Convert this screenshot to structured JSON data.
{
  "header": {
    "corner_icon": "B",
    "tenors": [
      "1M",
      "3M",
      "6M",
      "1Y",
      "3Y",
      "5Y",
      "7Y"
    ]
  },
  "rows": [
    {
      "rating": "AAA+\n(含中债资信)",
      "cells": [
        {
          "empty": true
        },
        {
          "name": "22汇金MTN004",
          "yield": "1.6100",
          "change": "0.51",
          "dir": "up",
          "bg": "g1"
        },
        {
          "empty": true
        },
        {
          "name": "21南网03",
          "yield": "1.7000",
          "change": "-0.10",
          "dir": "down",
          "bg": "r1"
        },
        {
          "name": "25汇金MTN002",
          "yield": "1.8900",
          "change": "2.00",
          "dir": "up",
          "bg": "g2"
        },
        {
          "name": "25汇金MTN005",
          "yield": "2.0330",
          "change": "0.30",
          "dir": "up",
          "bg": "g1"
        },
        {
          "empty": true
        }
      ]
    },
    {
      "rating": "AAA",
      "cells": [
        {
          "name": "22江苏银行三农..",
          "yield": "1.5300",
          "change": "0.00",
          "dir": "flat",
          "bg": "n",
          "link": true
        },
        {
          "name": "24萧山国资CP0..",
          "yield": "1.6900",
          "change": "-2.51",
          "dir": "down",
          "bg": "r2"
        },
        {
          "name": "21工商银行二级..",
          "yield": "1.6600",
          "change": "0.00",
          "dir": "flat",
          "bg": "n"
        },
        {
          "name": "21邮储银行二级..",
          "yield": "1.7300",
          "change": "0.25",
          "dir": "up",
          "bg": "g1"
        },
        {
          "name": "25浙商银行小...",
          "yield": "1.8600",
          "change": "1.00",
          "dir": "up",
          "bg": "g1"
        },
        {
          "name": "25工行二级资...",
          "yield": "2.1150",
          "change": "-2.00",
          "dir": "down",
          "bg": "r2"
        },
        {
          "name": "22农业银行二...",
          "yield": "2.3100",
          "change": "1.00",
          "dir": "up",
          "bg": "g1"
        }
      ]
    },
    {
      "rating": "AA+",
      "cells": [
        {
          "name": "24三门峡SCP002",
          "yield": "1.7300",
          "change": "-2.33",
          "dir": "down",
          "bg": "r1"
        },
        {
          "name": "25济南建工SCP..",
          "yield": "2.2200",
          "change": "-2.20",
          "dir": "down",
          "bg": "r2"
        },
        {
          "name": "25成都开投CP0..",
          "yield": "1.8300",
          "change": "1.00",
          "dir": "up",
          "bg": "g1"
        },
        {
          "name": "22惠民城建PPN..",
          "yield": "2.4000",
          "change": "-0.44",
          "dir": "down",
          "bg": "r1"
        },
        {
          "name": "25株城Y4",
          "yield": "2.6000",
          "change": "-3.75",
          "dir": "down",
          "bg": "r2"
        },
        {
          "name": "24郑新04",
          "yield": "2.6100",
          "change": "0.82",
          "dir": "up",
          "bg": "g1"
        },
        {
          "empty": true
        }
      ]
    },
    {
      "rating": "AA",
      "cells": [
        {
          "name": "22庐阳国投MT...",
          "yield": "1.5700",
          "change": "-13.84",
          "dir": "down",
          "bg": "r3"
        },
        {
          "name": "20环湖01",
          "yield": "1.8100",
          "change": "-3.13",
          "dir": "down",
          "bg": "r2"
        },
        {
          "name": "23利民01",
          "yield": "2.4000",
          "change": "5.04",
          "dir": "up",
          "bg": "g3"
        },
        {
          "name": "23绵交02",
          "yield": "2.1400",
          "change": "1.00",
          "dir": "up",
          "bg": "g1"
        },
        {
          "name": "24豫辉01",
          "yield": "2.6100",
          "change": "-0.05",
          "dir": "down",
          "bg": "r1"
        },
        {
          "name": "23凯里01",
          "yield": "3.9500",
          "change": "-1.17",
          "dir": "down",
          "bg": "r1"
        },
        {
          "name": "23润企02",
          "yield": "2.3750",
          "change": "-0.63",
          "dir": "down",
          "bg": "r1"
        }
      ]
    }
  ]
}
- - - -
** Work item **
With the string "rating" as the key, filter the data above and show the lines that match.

** Response **
      "rating": "AAA+\n(含中债资信)",
      "rating": "AAA",
      "rating": "AA+",
      "rating": "AA",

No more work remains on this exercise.